The last half turns bleak as the Vang Lor family deals with devastating events which threaten not only them, but Walt as well. It almost seems like the movie will have a “Death Wish” kind of ending, but Eastwood is much too smart to let things become unforgivably manipulative or sentimental. You may think you know where things are heading, and while you may be right, the terrific screenplay by Dave Johannson and Nick Schenk keeps you on the edge of your seat and has you guessing what will happen all the way to the end. It’s very clear “Gran Torino” is a redemption piece, but the way Walt achieves his redemption is both unexpected and shocking.

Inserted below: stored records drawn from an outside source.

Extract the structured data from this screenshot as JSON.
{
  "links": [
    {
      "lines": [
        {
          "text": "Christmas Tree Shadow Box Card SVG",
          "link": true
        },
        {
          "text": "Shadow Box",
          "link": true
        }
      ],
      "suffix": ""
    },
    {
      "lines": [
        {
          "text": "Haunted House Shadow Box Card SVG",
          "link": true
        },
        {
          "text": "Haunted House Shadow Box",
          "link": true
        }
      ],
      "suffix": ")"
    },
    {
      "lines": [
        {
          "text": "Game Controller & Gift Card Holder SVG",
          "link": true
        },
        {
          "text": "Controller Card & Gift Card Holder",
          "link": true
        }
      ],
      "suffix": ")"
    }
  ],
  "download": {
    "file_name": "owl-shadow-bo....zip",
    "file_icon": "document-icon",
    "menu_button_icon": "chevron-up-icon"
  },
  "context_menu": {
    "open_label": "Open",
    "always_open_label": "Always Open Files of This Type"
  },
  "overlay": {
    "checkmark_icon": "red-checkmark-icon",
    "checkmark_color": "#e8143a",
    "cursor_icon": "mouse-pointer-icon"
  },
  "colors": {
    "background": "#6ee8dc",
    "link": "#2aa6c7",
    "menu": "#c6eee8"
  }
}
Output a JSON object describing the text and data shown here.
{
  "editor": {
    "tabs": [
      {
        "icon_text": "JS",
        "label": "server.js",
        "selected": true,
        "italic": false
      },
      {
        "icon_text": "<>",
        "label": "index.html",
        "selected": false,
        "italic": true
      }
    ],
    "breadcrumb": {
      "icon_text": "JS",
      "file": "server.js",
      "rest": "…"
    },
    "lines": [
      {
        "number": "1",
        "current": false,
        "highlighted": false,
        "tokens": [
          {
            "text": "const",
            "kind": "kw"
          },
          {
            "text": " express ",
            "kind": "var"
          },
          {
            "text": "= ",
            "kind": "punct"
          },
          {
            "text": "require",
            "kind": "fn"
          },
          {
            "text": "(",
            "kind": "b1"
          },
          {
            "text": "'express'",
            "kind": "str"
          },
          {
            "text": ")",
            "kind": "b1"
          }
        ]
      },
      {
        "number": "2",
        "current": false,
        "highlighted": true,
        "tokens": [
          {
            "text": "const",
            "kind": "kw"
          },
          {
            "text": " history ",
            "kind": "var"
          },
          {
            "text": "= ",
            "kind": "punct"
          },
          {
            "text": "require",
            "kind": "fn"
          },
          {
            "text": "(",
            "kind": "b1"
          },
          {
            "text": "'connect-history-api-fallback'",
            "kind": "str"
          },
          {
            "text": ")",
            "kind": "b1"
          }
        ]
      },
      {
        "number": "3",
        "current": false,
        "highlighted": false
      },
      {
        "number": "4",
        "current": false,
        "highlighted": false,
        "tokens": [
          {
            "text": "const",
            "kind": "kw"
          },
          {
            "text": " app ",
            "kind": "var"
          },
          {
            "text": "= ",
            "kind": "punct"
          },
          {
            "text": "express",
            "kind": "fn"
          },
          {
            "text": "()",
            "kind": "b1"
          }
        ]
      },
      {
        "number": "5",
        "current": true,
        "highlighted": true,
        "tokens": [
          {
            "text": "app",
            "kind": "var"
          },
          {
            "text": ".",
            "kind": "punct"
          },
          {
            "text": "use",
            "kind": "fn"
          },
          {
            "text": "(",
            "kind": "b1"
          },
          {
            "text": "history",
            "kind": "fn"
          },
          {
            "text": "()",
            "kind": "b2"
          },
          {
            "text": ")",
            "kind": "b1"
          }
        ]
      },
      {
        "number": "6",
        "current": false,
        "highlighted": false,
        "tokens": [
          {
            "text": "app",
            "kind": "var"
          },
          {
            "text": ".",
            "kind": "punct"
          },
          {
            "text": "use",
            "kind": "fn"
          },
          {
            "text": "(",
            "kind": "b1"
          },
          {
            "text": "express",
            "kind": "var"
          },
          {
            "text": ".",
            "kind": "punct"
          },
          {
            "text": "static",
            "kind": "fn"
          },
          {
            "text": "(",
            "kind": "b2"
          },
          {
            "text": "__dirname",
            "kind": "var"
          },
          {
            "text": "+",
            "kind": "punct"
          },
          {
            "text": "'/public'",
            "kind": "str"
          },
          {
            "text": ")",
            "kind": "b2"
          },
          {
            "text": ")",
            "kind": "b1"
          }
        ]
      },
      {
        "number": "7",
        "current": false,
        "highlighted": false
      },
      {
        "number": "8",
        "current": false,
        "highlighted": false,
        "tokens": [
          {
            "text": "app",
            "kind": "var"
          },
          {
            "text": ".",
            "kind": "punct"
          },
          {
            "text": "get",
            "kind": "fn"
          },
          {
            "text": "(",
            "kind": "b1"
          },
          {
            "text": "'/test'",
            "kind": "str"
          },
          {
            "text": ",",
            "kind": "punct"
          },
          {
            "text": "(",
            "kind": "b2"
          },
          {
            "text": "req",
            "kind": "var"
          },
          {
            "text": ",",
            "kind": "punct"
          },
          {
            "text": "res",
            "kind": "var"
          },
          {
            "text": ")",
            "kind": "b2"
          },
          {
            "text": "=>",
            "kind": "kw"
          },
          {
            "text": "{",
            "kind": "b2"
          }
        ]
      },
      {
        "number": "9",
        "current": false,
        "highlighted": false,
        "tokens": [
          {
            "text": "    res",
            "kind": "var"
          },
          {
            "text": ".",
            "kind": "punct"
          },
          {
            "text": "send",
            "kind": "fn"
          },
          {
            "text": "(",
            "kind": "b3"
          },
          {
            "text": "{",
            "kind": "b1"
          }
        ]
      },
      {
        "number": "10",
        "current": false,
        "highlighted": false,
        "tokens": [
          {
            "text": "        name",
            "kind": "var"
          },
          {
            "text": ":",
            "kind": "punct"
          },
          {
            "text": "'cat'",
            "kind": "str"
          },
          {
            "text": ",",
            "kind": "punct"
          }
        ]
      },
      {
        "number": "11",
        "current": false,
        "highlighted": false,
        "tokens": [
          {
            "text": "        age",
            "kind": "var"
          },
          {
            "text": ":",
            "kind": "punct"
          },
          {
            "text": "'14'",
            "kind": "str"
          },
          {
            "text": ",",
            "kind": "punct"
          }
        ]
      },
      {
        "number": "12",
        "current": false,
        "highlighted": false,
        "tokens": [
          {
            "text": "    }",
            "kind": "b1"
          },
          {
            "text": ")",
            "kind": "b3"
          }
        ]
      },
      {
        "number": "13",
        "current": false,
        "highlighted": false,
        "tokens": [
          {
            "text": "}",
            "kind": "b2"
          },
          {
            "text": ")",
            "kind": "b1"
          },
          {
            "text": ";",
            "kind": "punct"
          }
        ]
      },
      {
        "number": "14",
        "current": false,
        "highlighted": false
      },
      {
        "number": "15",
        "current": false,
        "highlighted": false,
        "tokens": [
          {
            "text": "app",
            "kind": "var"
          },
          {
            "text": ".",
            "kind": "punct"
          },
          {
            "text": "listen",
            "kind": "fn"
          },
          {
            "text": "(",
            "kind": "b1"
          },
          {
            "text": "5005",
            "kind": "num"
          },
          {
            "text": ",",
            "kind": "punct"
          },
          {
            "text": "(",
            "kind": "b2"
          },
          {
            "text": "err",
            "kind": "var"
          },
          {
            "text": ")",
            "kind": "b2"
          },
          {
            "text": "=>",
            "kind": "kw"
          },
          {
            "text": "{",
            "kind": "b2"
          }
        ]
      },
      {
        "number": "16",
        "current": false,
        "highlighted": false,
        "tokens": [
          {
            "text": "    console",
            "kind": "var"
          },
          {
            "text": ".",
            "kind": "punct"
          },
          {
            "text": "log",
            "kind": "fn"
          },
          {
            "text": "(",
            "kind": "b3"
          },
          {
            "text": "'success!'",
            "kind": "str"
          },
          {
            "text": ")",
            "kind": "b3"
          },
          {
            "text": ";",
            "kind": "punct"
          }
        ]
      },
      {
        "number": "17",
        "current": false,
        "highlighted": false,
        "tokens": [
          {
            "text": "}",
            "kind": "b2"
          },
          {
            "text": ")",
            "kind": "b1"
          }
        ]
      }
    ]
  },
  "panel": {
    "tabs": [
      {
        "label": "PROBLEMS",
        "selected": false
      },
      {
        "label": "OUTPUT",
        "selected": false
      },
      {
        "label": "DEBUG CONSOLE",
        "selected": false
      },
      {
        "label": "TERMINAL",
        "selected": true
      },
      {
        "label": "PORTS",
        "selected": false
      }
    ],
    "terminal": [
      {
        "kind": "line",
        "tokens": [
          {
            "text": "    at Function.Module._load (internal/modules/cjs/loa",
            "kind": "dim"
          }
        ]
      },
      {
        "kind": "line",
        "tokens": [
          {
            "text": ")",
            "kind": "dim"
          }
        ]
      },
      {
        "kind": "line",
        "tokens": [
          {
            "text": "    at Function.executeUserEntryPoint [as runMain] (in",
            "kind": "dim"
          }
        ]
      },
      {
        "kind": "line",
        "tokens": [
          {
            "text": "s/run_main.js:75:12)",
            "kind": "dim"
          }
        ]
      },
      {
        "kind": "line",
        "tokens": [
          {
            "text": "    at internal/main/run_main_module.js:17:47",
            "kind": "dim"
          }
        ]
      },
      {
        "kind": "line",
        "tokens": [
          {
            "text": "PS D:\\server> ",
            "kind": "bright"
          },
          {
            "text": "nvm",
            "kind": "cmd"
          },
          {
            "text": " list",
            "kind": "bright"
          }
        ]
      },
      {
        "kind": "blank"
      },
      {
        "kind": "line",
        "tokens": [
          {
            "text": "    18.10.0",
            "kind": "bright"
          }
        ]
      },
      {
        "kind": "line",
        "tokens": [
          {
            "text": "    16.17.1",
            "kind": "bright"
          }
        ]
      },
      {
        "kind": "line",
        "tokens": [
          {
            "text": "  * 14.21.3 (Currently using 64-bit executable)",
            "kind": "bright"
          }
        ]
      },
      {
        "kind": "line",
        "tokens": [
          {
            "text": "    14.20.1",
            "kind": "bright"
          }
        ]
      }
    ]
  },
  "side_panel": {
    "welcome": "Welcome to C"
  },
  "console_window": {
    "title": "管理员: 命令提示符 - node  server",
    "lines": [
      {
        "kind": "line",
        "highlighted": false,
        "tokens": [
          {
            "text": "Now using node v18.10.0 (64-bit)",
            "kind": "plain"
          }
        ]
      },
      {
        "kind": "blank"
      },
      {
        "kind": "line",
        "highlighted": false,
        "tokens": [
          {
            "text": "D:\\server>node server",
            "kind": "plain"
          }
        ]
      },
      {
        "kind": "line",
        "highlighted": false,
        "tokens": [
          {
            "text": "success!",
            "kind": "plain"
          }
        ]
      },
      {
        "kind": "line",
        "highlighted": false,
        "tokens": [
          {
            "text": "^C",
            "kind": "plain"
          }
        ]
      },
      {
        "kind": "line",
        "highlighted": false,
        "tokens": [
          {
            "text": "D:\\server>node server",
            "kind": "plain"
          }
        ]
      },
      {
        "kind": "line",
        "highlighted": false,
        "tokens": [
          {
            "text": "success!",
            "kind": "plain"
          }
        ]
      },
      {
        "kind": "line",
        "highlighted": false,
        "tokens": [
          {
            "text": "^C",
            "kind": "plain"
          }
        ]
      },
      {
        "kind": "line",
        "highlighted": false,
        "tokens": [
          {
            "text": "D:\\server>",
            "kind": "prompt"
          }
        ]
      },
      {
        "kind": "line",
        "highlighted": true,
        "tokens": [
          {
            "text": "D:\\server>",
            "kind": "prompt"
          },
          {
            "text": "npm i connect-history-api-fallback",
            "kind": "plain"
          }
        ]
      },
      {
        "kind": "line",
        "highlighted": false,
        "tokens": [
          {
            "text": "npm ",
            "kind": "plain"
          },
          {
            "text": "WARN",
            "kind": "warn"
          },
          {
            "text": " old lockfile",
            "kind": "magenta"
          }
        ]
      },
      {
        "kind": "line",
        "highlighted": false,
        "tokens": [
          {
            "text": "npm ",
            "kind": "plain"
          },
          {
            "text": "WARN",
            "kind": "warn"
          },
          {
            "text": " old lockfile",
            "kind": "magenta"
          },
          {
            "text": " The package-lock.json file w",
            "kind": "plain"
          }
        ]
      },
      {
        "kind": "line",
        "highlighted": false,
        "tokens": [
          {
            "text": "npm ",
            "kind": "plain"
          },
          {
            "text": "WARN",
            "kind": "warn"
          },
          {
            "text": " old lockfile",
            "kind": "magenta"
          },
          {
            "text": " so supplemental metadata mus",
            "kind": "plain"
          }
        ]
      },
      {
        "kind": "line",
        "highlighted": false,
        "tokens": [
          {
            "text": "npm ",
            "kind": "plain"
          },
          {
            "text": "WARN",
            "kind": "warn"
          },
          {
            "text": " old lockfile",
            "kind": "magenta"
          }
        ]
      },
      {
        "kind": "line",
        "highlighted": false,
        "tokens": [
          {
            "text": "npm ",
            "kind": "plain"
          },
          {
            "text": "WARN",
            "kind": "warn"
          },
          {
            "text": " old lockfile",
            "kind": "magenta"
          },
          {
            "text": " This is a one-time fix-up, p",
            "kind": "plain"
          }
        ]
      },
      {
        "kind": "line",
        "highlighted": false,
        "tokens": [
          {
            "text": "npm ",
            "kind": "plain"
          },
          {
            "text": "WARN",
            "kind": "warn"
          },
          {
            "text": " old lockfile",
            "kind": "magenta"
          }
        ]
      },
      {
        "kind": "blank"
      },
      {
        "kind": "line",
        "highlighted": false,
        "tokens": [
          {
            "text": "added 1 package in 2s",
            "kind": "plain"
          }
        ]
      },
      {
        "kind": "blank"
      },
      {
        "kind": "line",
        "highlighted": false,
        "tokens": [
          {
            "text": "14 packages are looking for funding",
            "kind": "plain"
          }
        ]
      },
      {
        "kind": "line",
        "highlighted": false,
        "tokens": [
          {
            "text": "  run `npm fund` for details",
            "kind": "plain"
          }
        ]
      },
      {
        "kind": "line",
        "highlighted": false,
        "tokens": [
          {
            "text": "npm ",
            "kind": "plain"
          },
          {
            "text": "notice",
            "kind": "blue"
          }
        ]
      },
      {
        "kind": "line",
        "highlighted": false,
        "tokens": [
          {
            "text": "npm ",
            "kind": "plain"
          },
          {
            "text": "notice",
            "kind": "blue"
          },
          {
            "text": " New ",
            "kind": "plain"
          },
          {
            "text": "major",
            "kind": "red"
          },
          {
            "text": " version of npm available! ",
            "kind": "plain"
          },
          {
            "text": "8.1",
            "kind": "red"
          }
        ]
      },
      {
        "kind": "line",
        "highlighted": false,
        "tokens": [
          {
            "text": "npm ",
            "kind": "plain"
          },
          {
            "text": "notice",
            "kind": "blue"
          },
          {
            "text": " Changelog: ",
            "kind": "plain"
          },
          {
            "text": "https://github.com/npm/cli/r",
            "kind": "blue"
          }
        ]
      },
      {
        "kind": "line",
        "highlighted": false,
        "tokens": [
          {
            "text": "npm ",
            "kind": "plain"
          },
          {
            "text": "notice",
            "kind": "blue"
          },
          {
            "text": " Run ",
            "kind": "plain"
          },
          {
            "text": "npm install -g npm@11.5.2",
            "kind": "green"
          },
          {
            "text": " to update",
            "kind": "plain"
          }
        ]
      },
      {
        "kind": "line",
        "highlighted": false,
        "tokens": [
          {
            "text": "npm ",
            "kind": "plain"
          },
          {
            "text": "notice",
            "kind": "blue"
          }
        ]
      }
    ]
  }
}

“Gran Torino” is the kind of movie which I think really brings out the best in Eastwood as an actor and a director. I am convinced that if this script landed in the hands of another director, it would have ended up being your average anti-racism parable with loads of clichéd characters and predictable situations. But with Eastwood in the director’s chair, he gives the movie a genuine humanity, and he lets the characters propel the plot of the movie. He also gives what we see a strong sense of reality which draws you into the story right away, and a freshness which almost makes you forget you have seen this kind of movie before. I really enjoyed “Gran Torino” a lot more than I thought I would. I figured it would be a decent movie at best, but Eastwood continues to challenge himself and his audience with each project he does. I also have to say that I’m really glad I didn’t have to sit through another ending like the one he gave us in “Million Dollar Baby.” I don’t think I could handle such an ending again.
* * * ½ out of * * * *